‘Men have a suicide rate three times higher than women’. ‘Men make up 92% of deaths in the workplace’. ‘Men are nearly twice as likely to suffer from heart disease than women.’ Alongside the caption: No More Silence. No More Stigma. No more stereotypes. Gender stereotypes often discourage men from seeking the help they need. On today’s #InternationalMensDay, let’s put an end to gender stereotyping.
Alongside this, HeforShe posted quotes from famous men, such as Dwayne Johnson, who said: “Depression never discriminates. Took me a long time to realize it but the key is to not be afraid to open up. Especially us dudes have a tendency to keep it in. You’re not alone,” and Kevin Love: “No matter what our circumstances, we’re all carrying around things that hurt – and they can hurt us if we keep them buried inside. Not talking about our inner lives robs us of really getting to know ourselves and robs us of the chance to reach out to others in need.’ This post by HeForShe was accompanied on Twitter by the caption: MYTH BUSTERS: Men don’t show emotion. Men don’t cry. Asking for help is a sign of weakness. On today’s #InternationalMensDay, we are busting the myths around men’s #Mental Health.
According to Mindwise.org, and research conducted on 21,000 American men by the National Center for Health Statistics, nearly 1 in 10 men experience depression and anxiety, which when left untreated and reach a crisis point of suicidal thoughts. Suicide is 3.5x more likely in men than women, 49% feel more depressed than they will admit and men are almost two times more likely to binge drink than women.
Mindwise wrote: ‘About 6 of every 10 men experience at least one trauma in their lives: Men are more likely to experience trauma related to accidents, physical assault, combat, disaster, or to witness death or injury.
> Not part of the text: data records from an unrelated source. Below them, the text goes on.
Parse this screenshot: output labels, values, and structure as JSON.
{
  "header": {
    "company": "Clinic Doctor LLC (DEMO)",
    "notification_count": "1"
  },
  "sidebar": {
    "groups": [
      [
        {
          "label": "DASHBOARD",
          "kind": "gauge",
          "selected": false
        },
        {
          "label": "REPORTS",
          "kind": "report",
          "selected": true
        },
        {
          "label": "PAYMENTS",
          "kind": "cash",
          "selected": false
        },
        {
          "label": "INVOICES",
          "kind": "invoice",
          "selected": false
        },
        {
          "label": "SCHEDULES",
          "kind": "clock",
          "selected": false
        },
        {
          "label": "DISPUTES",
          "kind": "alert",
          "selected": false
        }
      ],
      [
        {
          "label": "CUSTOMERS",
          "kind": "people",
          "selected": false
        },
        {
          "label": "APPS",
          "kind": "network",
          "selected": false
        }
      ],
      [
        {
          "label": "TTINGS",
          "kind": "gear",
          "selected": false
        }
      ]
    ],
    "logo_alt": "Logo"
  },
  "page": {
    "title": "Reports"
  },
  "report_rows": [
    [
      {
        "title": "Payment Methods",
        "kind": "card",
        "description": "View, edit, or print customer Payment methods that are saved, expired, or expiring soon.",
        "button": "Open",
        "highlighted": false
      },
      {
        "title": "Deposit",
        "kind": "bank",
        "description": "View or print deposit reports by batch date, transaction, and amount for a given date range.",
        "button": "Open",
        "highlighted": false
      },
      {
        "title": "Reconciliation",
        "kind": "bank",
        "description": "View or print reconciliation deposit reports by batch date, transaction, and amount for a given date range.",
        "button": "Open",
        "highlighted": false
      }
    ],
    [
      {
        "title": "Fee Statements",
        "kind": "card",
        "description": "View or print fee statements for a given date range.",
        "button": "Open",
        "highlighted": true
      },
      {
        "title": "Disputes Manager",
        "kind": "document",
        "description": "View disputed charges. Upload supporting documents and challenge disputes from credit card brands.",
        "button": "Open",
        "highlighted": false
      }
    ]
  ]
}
PTSD can develop weeks, months, and sometimes even years after an experienced trauma, and can cause a person to relive the traumatic event, avoid places or situations that serve as a reminder of it, feeling on alert or keyed up for danger, experience nightmares or flashbacks, and a number of other troubling symptoms that can interfere with their everyday life.’